“Maurice Hooker is tough fighter. He has a long reach and knows how to use it, and he has power in both hands,” Saucedo says. “So we just have to be ready. If I’m ready and in shape, I shouldn’t have anything to worry about.”
With the top two 140-pounders in Josh Taylor and Regis Prograis on a collision course in the current season of the World Boxing Super Series, an interesting junior welterweight subplot is unfolding. A handful of potentially elite fighters are battling to emerge from the division’s peloton as the logical challenger to the WBSS winner in a huge showdown that could potential unify all the major belts. Hooker and WBC champ Jose Ramirez are floating around outside the tournament, so a Saucedo victory on Saturday would give him both a belt and a solid bargaining position for future significant matches.
“It’s a big opportunity to become the second champion from Oklahoma after Sean O’Grady,” Saucedo emphasized. “The response from the people makes me work harder and keeps me motivated.
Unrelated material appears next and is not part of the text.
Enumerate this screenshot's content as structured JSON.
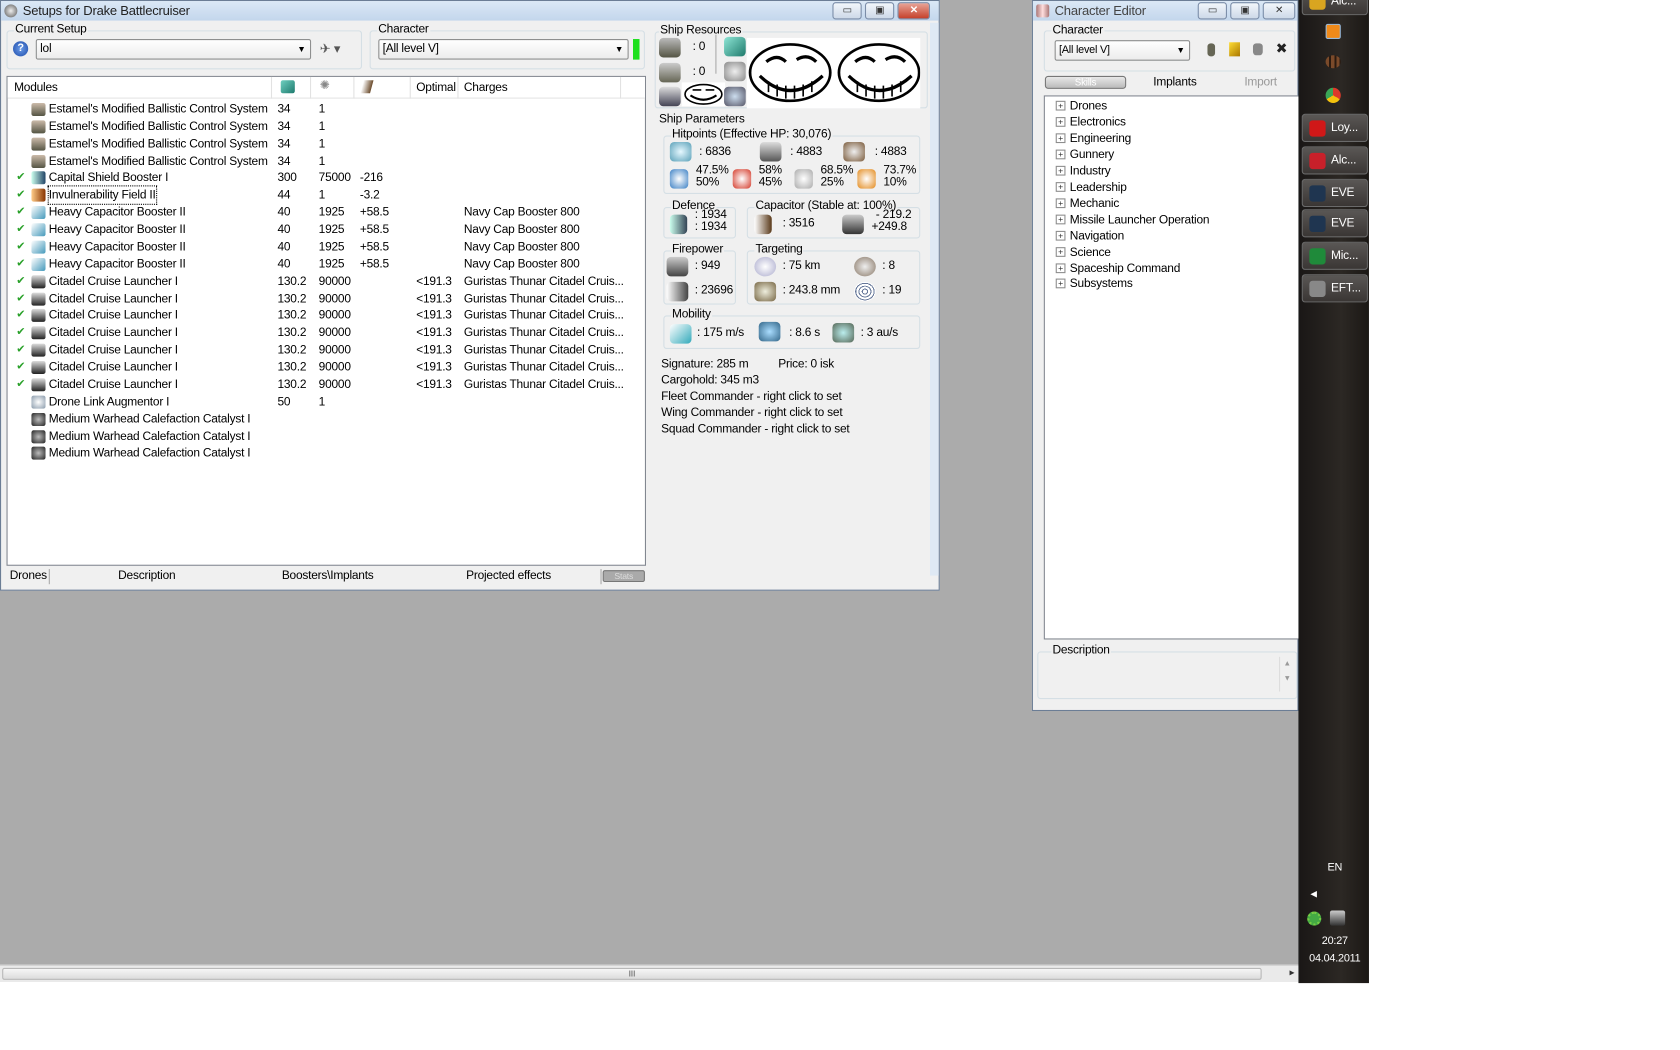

There are a lot of kids, a lot of talent, in Oklahoma, and they need to see somebody come up so they can keep working hard. I came from the baddest, toughest place in Oklahoma City. I want to send the message that the kids who support me can do anything.”
All these possibilities, however, are just that: projections of a promising future that’s on the precipice of unfolding, one way or the other. What does seem abundantly clear is that Alex Saucedo is ready to take that major plunge and bet on himself. He knows that what he did against Lenny Zappavigna was special, but now it’s about securing his future in the sport and proving he belongs with the elite at 140 pounds. He has all of Oklahoma behind him, a world class trainer, and the kind of test from the Zappavigna fight that could serve as his boxing equivalent of a doctoral defence, provided Saucedo is as focused and responsible as he promises to be.
Although Arturo Gatti and Terence Crawford were invoked when assessing Saucedo’s fighting magnetism and drawing power, respectively, those comparisons remain premature. But the fact that Saucedo’s knockout of Zappavigna conjured the best moments of Gatti for so many, and that his raucous fans in Oklahoma City have the potential to replicate the special atmosphere of Omaha, means that “El Cholo” is a fighter who demands our attention. And creating that demand is at least half the battle.
As boxing hopefully moves away from its ludicrous pay-per-view model, there’s even more of a place for skillful brawlers who can pack arenas like Alex Saucedo. Friday night is his chance to prove that not only is he championship material, but that he truly has the potential to emerge as a fighter with a fully realized identity.
“I don’t want to make every fight like it [the Zappavigna fight],” Saucedo says. “But if it comes down to it, I’m a fighter and that’s what we do. We do anything to win.”
— Zachary Alapi